- _INSTRUCTIONS FOR THE TASK_
If a line of the material holds the string "favicon", please copy it.

#### DATA FOR THIS TASK

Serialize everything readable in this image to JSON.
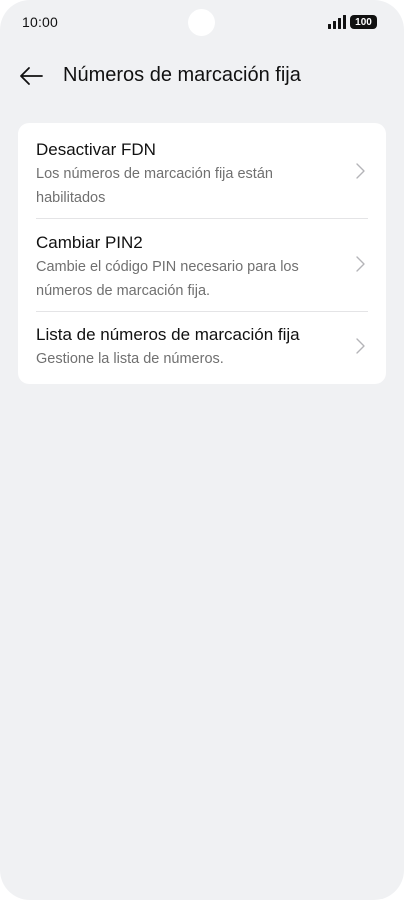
{
  "status_bar": {
    "time": "10:00",
    "battery": "100",
    "signal_icon": "signal-bars-icon"
  },
  "header": {
    "back_icon": "arrow-left-icon",
    "title": "Números de marcación fija"
  },
  "items": [
    {
      "title": "Desactivar FDN",
      "subtitle": "Los números de marcación fija están habilitados",
      "icon": "chevron-right-icon"
    },
    {
      "title": "Cambiar PIN2",
      "subtitle": "Cambie el código PIN necesario para los números de marcación fija.",
      "icon": "chevron-right-icon"
    },
    {
      "title": "Lista de números de marcación fija",
      "subtitle": "Gestione la lista de números.",
      "icon": "chevron-right-icon"
    }
  ],
  "colors": {
    "background": "#f0f1f3",
    "card": "#ffffff",
    "text_primary": "#111111",
    "text_secondary": "#707070"
  }
}
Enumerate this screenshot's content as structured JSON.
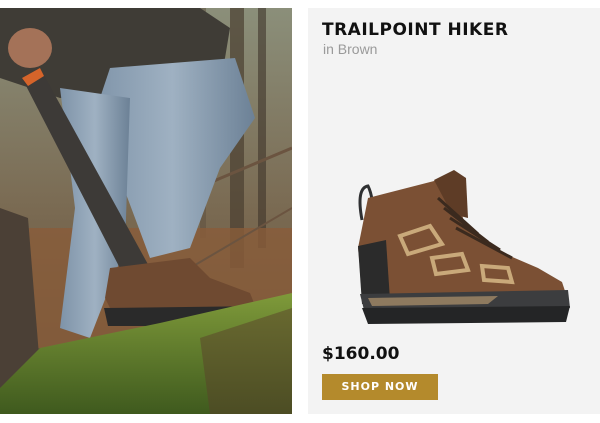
{
  "product": {
    "name": "TRAILPOINT HIKER",
    "color_variant": "in Brown",
    "price": "$160.00",
    "cta_label": "SHOP NOW"
  },
  "images": {
    "lifestyle": "lifestyle-photo-hiker-with-saw-on-mossy-log",
    "product": "brown-mid-hiking-boot-icon"
  },
  "colors": {
    "panel_background": "#f3f3f3",
    "cta_background": "#b48a2c",
    "cta_text": "#ffffff",
    "title_text": "#111111",
    "subtitle_text": "#9a9a9a",
    "boot_leather": "#7b5034",
    "boot_sole": "#2f3032"
  }
}
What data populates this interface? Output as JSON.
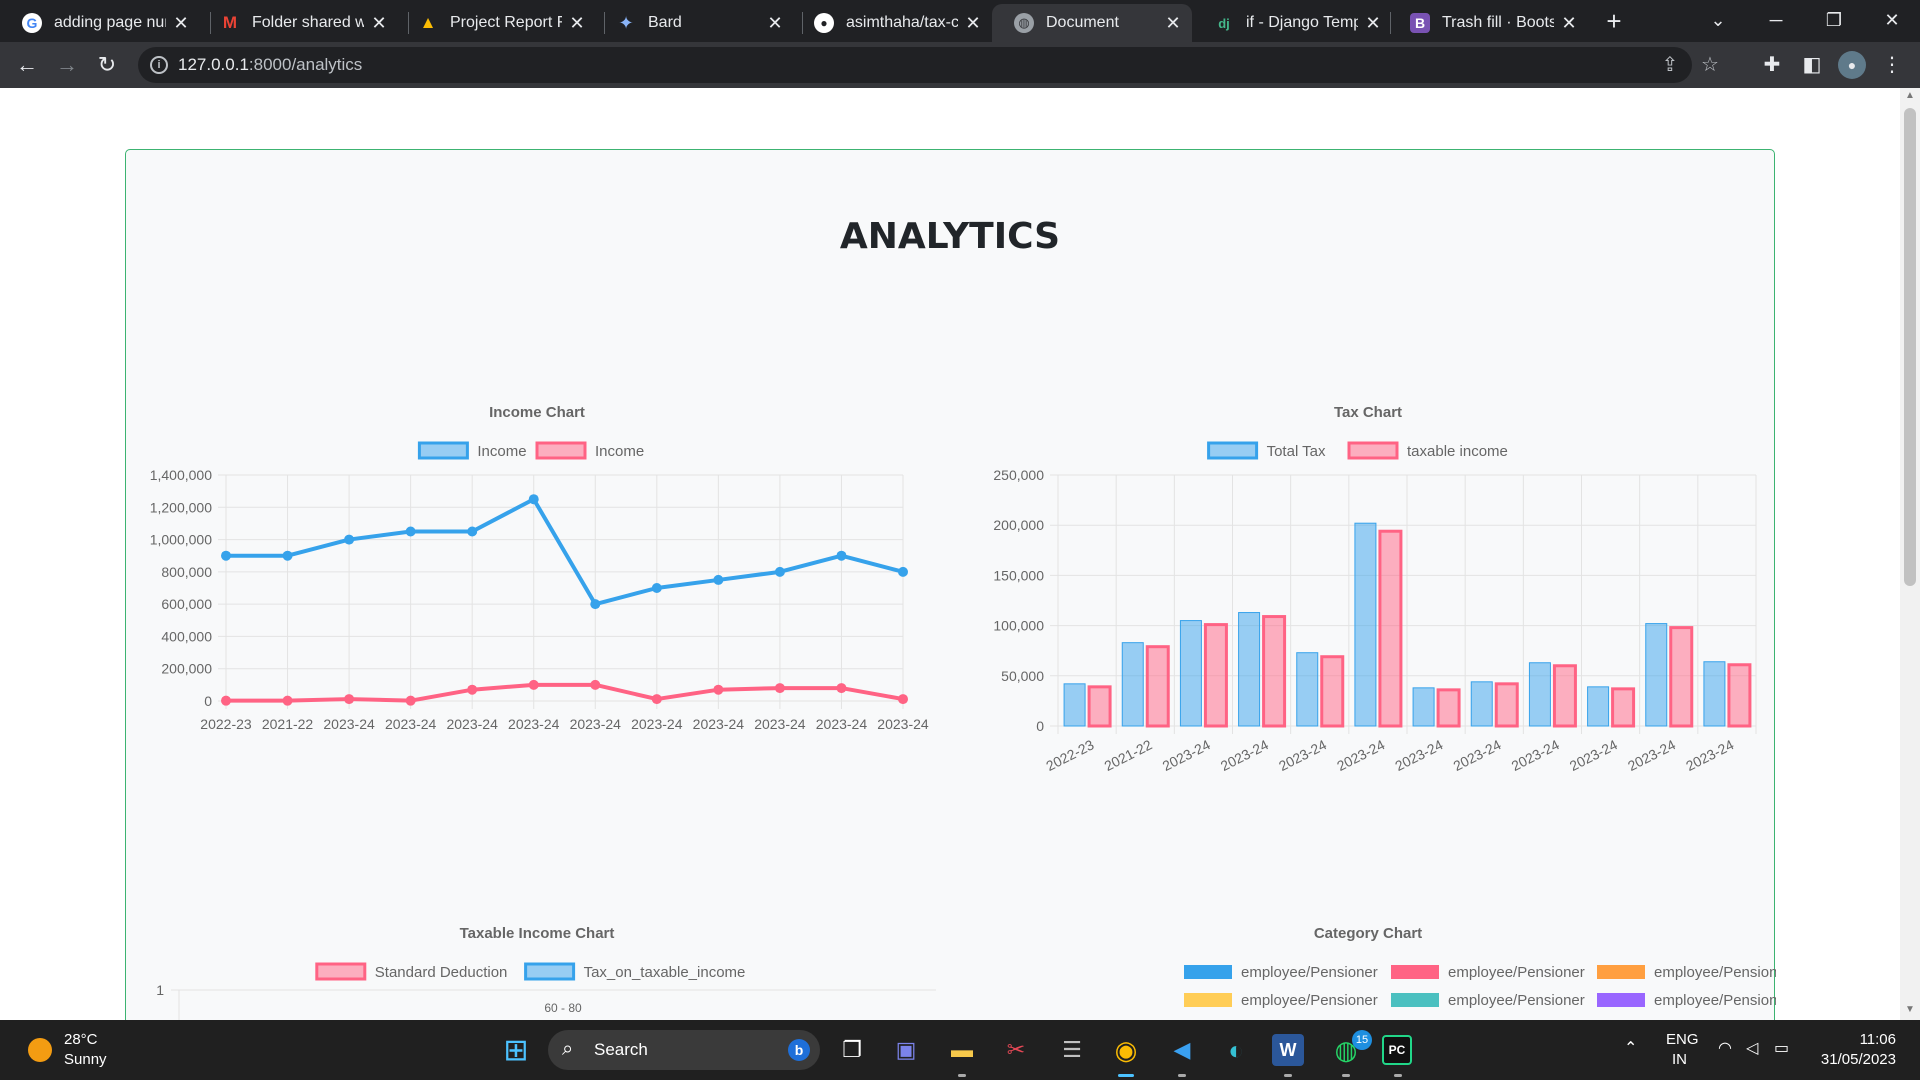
{
  "browser": {
    "tabs": [
      {
        "title": "adding page num",
        "favicon": "google-icon"
      },
      {
        "title": "Folder shared wit",
        "favicon": "gmail-icon"
      },
      {
        "title": "Project Report Fo",
        "favicon": "google-drive-icon"
      },
      {
        "title": "Bard",
        "favicon": "bard-icon"
      },
      {
        "title": "asimthaha/tax-ca",
        "favicon": "github-icon"
      },
      {
        "title": "Document",
        "favicon": "globe-icon"
      },
      {
        "title": "if - Django Templ",
        "favicon": "django-icon"
      },
      {
        "title": "Trash fill · Bootstr",
        "favicon": "bootstrap-icon"
      }
    ],
    "active_tab": 5,
    "url_host": "127.0.0.1",
    "url_path": ":8000/analytics"
  },
  "page": {
    "title": "ANALYTICS"
  },
  "charts": {
    "chart_data": [
      {
        "type": "line",
        "title": "Income Chart",
        "categories": [
          "2022-23",
          "2021-22",
          "2023-24",
          "2023-24",
          "2023-24",
          "2023-24",
          "2023-24",
          "2023-24",
          "2023-24",
          "2023-24",
          "2023-24",
          "2023-24"
        ],
        "series": [
          {
            "name": "Income",
            "color": "#36a2eb",
            "values": [
              900000,
              900000,
              1000000,
              1050000,
              1050000,
              1250000,
              600000,
              700000,
              750000,
              800000,
              900000,
              800000
            ]
          },
          {
            "name": "Income",
            "color": "#ff6384",
            "values": [
              2000,
              2000,
              12000,
              2000,
              70000,
              100000,
              100000,
              12000,
              70000,
              80000,
              80000,
              12000
            ]
          }
        ],
        "ylim": [
          0,
          1400000
        ],
        "yticks": [
          "1,400,000",
          "1,200,000",
          "1,000,000",
          "800,000",
          "600,000",
          "400,000",
          "200,000",
          "0"
        ],
        "legend": "top",
        "grid": true
      },
      {
        "type": "bar",
        "title": "Tax Chart",
        "categories": [
          "2022-23",
          "2021-22",
          "2023-24",
          "2023-24",
          "2023-24",
          "2023-24",
          "2023-24",
          "2023-24",
          "2023-24",
          "2023-24",
          "2023-24",
          "2023-24"
        ],
        "series": [
          {
            "name": "Total Tax",
            "color": "#36a2eb",
            "values": [
              42000,
              83000,
              105000,
              113000,
              73000,
              202000,
              38000,
              44000,
              63000,
              39000,
              102000,
              64000
            ]
          },
          {
            "name": "taxable income",
            "color": "#ff6384",
            "values": [
              39000,
              79000,
              101000,
              109000,
              69000,
              194000,
              36000,
              42000,
              60000,
              37000,
              98000,
              61000
            ]
          }
        ],
        "ylim": [
          0,
          250000
        ],
        "yticks": [
          "250,000",
          "200,000",
          "150,000",
          "100,000",
          "50,000",
          "0"
        ],
        "legend": "top",
        "grid": true
      },
      {
        "type": "bar",
        "title": "Taxable Income Chart",
        "categories": [
          "60 - 80"
        ],
        "series": [
          {
            "name": "Standard Deduction",
            "color": "#ff6384"
          },
          {
            "name": "Tax_on_taxable_income",
            "color": "#36a2eb"
          }
        ],
        "yticks": [
          "1"
        ],
        "legend": "top"
      },
      {
        "type": "pie",
        "title": "Category Chart",
        "legend_items": [
          {
            "name": "employee/Pensioner",
            "color": "#36a2eb"
          },
          {
            "name": "employee/Pensioner",
            "color": "#ff6384"
          },
          {
            "name": "employee/Pensioner",
            "color": "#ff9f40"
          },
          {
            "name": "employee/Pensioner",
            "color": "#ffcd56"
          },
          {
            "name": "employee/Pensioner",
            "color": "#4bc0c0"
          },
          {
            "name": "employee/Pensioner",
            "color": "#9966ff"
          }
        ],
        "legend": "top"
      }
    ]
  },
  "taskbar": {
    "weather_temp": "28°C",
    "weather_condition": "Sunny",
    "search_label": "Search",
    "whatsapp_badge": "15",
    "lang_line1": "ENG",
    "lang_line2": "IN",
    "time": "11:06",
    "date": "31/05/2023"
  }
}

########

- _SOLVED PROBLEM_
        "favicon": "google-icon"
        "favicon": "gmail-icon"
        "favicon": "google-drive-icon"
        "favicon": "bard-icon"
        "favicon": "github-icon"
        "favicon": "globe-icon"
        "favicon": "django-icon"
        "favicon": "bootstrap-icon"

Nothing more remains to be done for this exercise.